[GIVEN INFORMATION Boundary: Start]
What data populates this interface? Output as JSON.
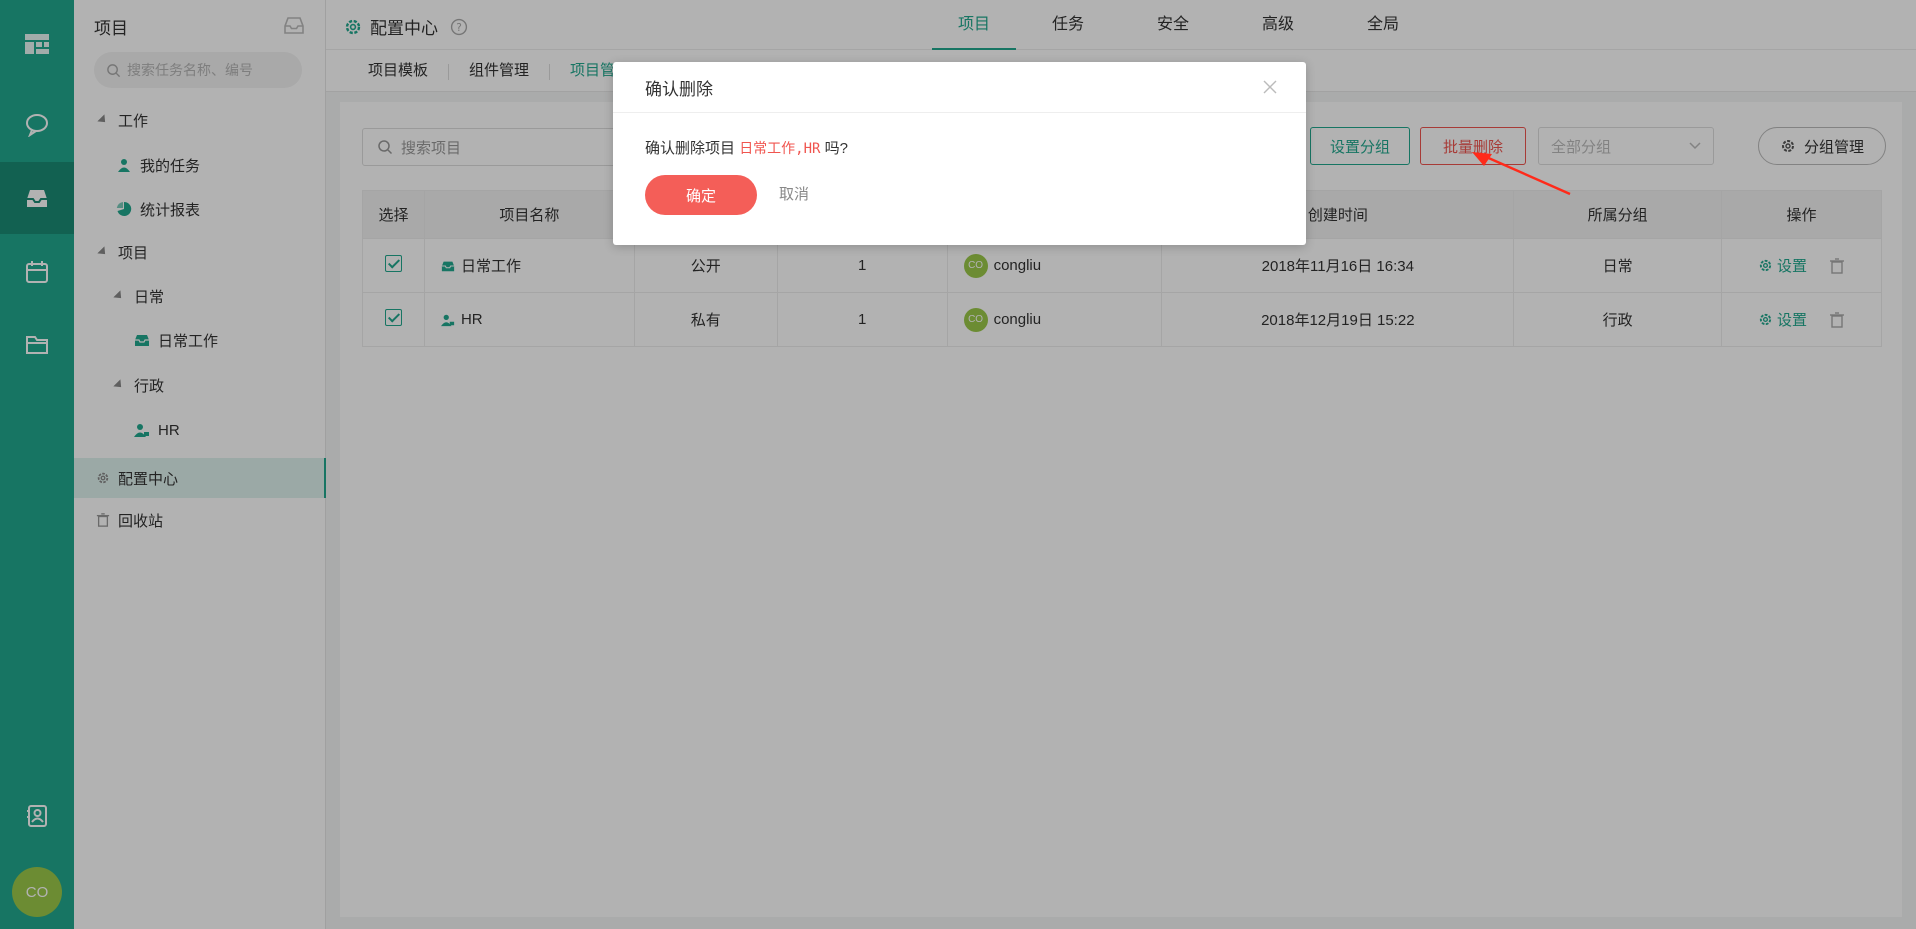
{
  "rail": {
    "avatar_text": "CO"
  },
  "sidebar": {
    "title": "项目",
    "search_placeholder": "搜索任务名称、编号",
    "items": [
      {
        "label": "工作"
      },
      {
        "label": "我的任务"
      },
      {
        "label": "统计报表"
      },
      {
        "label": "项目"
      },
      {
        "label": "日常"
      },
      {
        "label": "日常工作"
      },
      {
        "label": "行政"
      },
      {
        "label": "HR"
      },
      {
        "label": "配置中心"
      },
      {
        "label": "回收站"
      }
    ]
  },
  "topbar": {
    "title": "配置中心",
    "tabs": [
      {
        "label": "项目"
      },
      {
        "label": "任务"
      },
      {
        "label": "安全"
      },
      {
        "label": "高级"
      },
      {
        "label": "全局"
      }
    ]
  },
  "subtabs": [
    {
      "label": "项目模板"
    },
    {
      "label": "组件管理"
    },
    {
      "label": "项目管"
    }
  ],
  "toolbar": {
    "search_placeholder": "搜索项目",
    "set_group": "设置分组",
    "batch_delete": "批量删除",
    "group_select": "全部分组",
    "group_manage": "分组管理"
  },
  "table": {
    "headers": [
      "选择",
      "项目名称",
      "",
      "",
      "",
      "",
      "创建时间",
      "所属分组",
      "操作"
    ],
    "rows": [
      {
        "name": "日常工作",
        "visibility": "公开",
        "count": "1",
        "owner_avatar": "CO",
        "owner": "congliu",
        "created": "2018年11月16日 16:34",
        "group": "日常",
        "op": "设置"
      },
      {
        "name": "HR",
        "visibility": "私有",
        "count": "1",
        "owner_avatar": "CO",
        "owner": "congliu",
        "created": "2018年12月19日 15:22",
        "group": "行政",
        "op": "设置"
      }
    ]
  },
  "modal": {
    "title": "确认删除",
    "prefix": "确认删除项目",
    "names": "日常工作,HR",
    "suffix": "吗?",
    "ok": "确定",
    "cancel": "取消"
  },
  "colors": {
    "accent": "#22a88e",
    "danger": "#f0554f"
  }
}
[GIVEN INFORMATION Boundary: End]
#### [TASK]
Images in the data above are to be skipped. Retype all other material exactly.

#### [ANSWER TO THIS EXERCISE]
What data populates this interface? Output as JSON.
{
  "rail": {
    "avatar_text": "CO"
  },
  "sidebar": {
    "title": "项目",
    "search_placeholder": "搜索任务名称、编号",
    "items": [
      {
        "label": "工作"
      },
      {
        "label": "我的任务"
      },
      {
        "label": "统计报表"
      },
      {
        "label": "项目"
      },
      {
        "label": "日常"
      },
      {
        "label": "日常工作"
      },
      {
        "label": "行政"
      },
      {
        "label": "HR"
      },
      {
        "label": "配置中心"
      },
      {
        "label": "回收站"
      }
    ]
  },
  "topbar": {
    "title": "配置中心",
    "tabs": [
      {
        "label": "项目"
      },
      {
        "label": "任务"
      },
      {
        "label": "安全"
      },
      {
        "label": "高级"
      },
      {
        "label": "全局"
      }
    ]
  },
  "subtabs": [
    {
      "label": "项目模板"
    },
    {
      "label": "组件管理"
    },
    {
      "label": "项目管"
    }
  ],
  "toolbar": {
    "search_placeholder": "搜索项目",
    "set_group": "设置分组",
    "batch_delete": "批量删除",
    "group_select": "全部分组",
    "group_manage": "分组管理"
  },
  "table": {
    "headers": [
      "选择",
      "项目名称",
      "",
      "",
      "",
      "",
      "创建时间",
      "所属分组",
      "操作"
    ],
    "rows": [
      {
        "name": "日常工作",
        "visibility": "公开",
        "count": "1",
        "owner_avatar": "CO",
        "owner": "congliu",
        "created": "2018年11月16日 16:34",
        "group": "日常",
        "op": "设置"
      },
      {
        "name": "HR",
        "visibility": "私有",
        "count": "1",
        "owner_avatar": "CO",
        "owner": "congliu",
        "created": "2018年12月19日 15:22",
        "group": "行政",
        "op": "设置"
      }
    ]
  },
  "modal": {
    "title": "确认删除",
    "prefix": "确认删除项目",
    "names": "日常工作,HR",
    "suffix": "吗?",
    "ok": "确定",
    "cancel": "取消"
  },
  "colors": {
    "accent": "#22a88e",
    "danger": "#f0554f"
  }
}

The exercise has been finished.